Man I love this part… I pushed this thing as far as it would go with ambient temperatures and I was not disappointed in the results. This card easily overclocked well past the previous 7870’s I had. It is possible that any changes they have made to the power delivery, and the addition of the GPU Reactor helped this thing push past what the previous two cards ran with…but I would imagine it would really earn its keep with extreme cooling considering the voltages used and sheer amount of power/current needed when under extreme cooling. I will find out about that soon and add those results in the comments thread.
That out of the way, I was able to bench some of these at 1380 (core)/1528 (memory) which is quite a bit above any of the other 7870’s I had a chance to review. MSI has an overclocking stud on its hands with this sample! I cannot wait to get this thing prepped for cold and REALLY push on it… its begging for it.
Let’s put some wrapping and a nice little bow on top of this review shall we? I really have to admit there isn’t much to complain about with this card at all. If you forced me to say something bad about it I would have to say the Twin Frozr IV fans get whiny after about 60%. However, I only expect people to be benching with the card at 100% fan speed.
The other potential negative is with the GPU Reactor used in CrossFireX, you will need 3 slot spacing as it is just a little bit (a cm or so?) past the PCIe connector on my test bench. You may be able to fit two of these next to each other in a dual slot configuration, but you would really be putting some stress on the slot/PCB if you tried that as it would sit bent with slight pressure on it. So just know that even though its a 2-slot card, CrossFireX would be better served in a 3-slot spacing.

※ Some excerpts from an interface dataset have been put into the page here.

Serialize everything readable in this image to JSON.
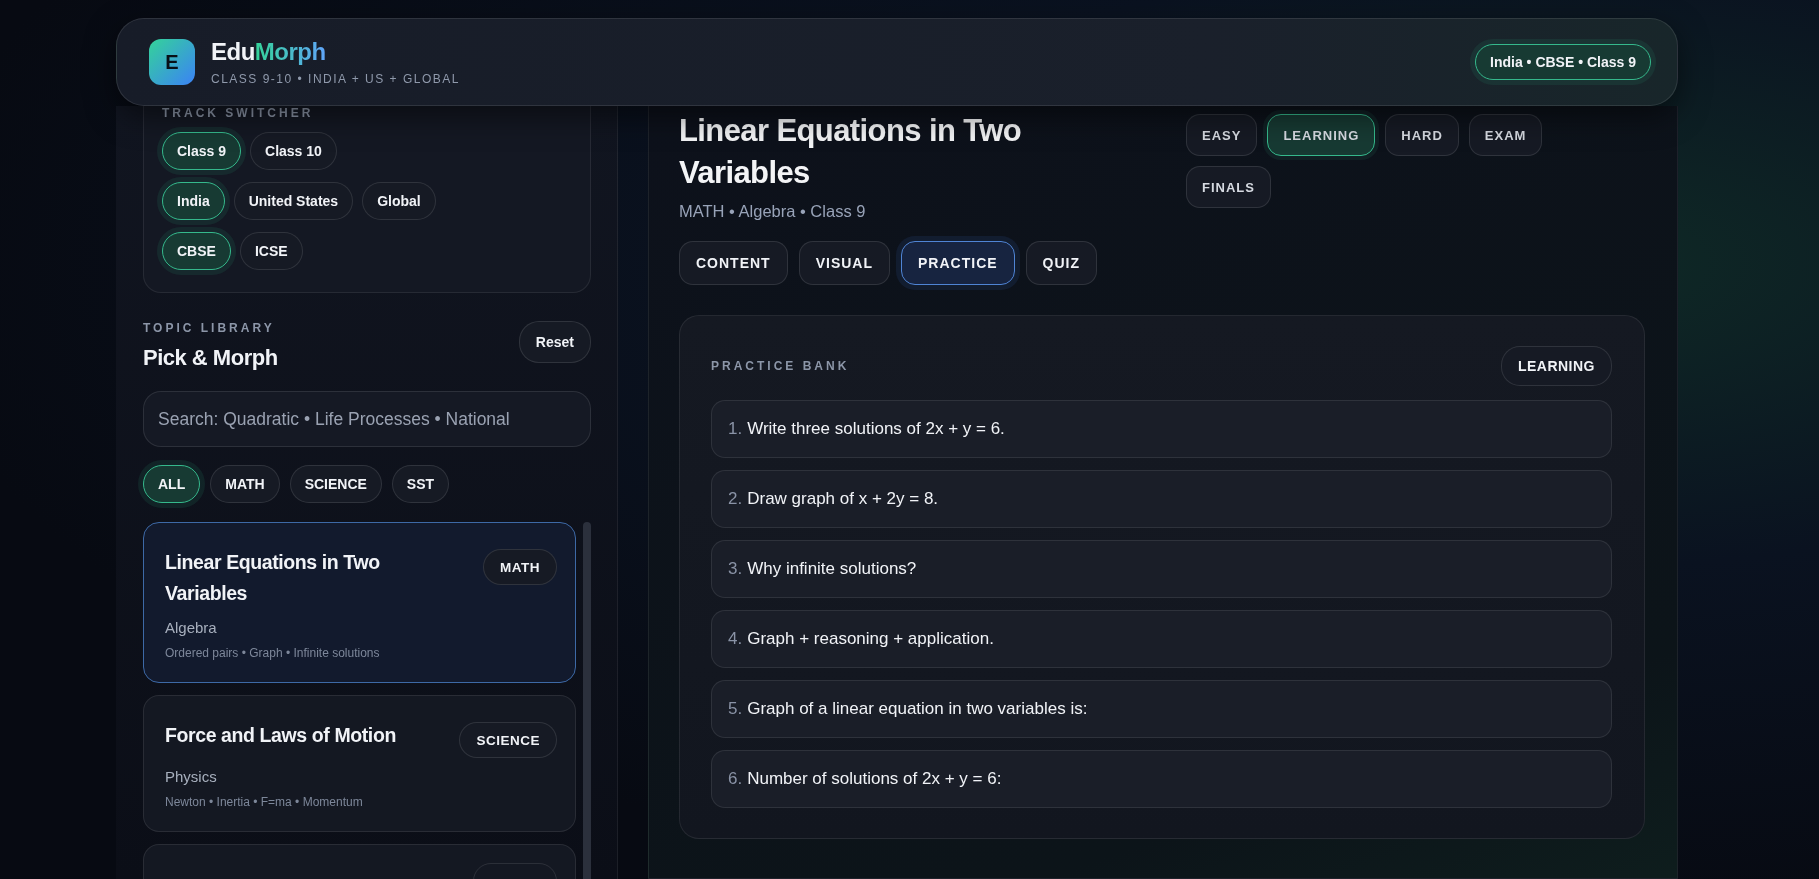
{
  "brand": {
    "logo_letter": "E",
    "name_parts": [
      {
        "text": "Edu",
        "kind": "plain"
      },
      {
        "text": "Morph",
        "kind": "gradient"
      }
    ],
    "tagline": "CLASS 9-10 • INDIA + US + GLOBAL"
  },
  "track_badge": "India • CBSE • Class 9",
  "track_switcher": {
    "label": "TRACK SWITCHER",
    "groups": [
      [
        {
          "label": "Class 9",
          "selected": true
        },
        {
          "label": "Class 10",
          "selected": false
        }
      ],
      [
        {
          "label": "India",
          "selected": true
        },
        {
          "label": "United States",
          "selected": false
        },
        {
          "label": "Global",
          "selected": false
        }
      ],
      [
        {
          "label": "CBSE",
          "selected": true
        },
        {
          "label": "ICSE",
          "selected": false
        }
      ]
    ]
  },
  "topic_library": {
    "label": "TOPIC LIBRARY",
    "title": "Pick & Morph",
    "reset": "Reset",
    "search": {
      "placeholder": "Search: Quadratic • Life Processes • National"
    },
    "filters": [
      {
        "label": "ALL",
        "selected": true
      },
      {
        "label": "MATH",
        "selected": false
      },
      {
        "label": "SCIENCE",
        "selected": false
      },
      {
        "label": "SST",
        "selected": false
      }
    ],
    "topics": [
      {
        "kind": "card",
        "title": "Linear Equations in Two Variables",
        "subject": "MATH",
        "chapter": "Algebra",
        "keywords": "Ordered pairs • Graph • Infinite solutions",
        "selected": true
      },
      {
        "kind": "card",
        "title": "Force and Laws of Motion",
        "subject": "SCIENCE",
        "chapter": "Physics",
        "keywords": "Newton • Inertia • F=ma • Momentum",
        "selected": false
      },
      {
        "kind": "clipped"
      }
    ]
  },
  "topic": {
    "title": "Linear Equations in Two Variables",
    "meta": "MATH • Algebra • Class 9",
    "tabs": [
      {
        "label": "CONTENT",
        "selected": false
      },
      {
        "label": "VISUAL",
        "selected": false
      },
      {
        "label": "PRACTICE",
        "selected": true
      },
      {
        "label": "QUIZ",
        "selected": false
      }
    ],
    "levels": [
      {
        "label": "EASY",
        "selected": false
      },
      {
        "label": "LEARNING",
        "selected": true
      },
      {
        "label": "HARD",
        "selected": false
      },
      {
        "label": "EXAM",
        "selected": false
      },
      {
        "label": "FINALS",
        "selected": false
      }
    ]
  },
  "practice": {
    "label": "PRACTICE BANK",
    "badge": "LEARNING",
    "questions": [
      {
        "number": "1.",
        "text": "Write three solutions of 2x + y = 6."
      },
      {
        "number": "2.",
        "text": "Draw graph of x + 2y = 8."
      },
      {
        "number": "3.",
        "text": "Why infinite solutions?"
      },
      {
        "number": "4.",
        "text": "Graph + reasoning + application."
      },
      {
        "number": "5.",
        "text": "Graph of a linear equation in two variables is:"
      },
      {
        "number": "6.",
        "text": "Number of solutions of 2x + y = 6:"
      }
    ]
  }
}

Let’s talk positives. Better cooling than reference in both performance and noise level? Check. Better power delivery than reference 7870’s? Check. Features such as the ‘3+3 OC kits’, Military Class III components, Digital Unlocked Power, as well as the GPU Reactor are all things to aid this card in performing better than its peers and overclocking further in the end.
The MSRP for the 7870 is $349. Currently we do not have an MSRP for the MSI R7870 HAWK. You can expect it to come in a little higher than that and be available to purchase very shortly however. So long as it is in the ballpark of that number (which we expect it to be) and fits in well with the market, I believe this card is really a good deal for those looking to overclock heavily, benchmark, or just need a great all around performer. This card is Overclockers Approved!
~Joe Shields (Earthdog)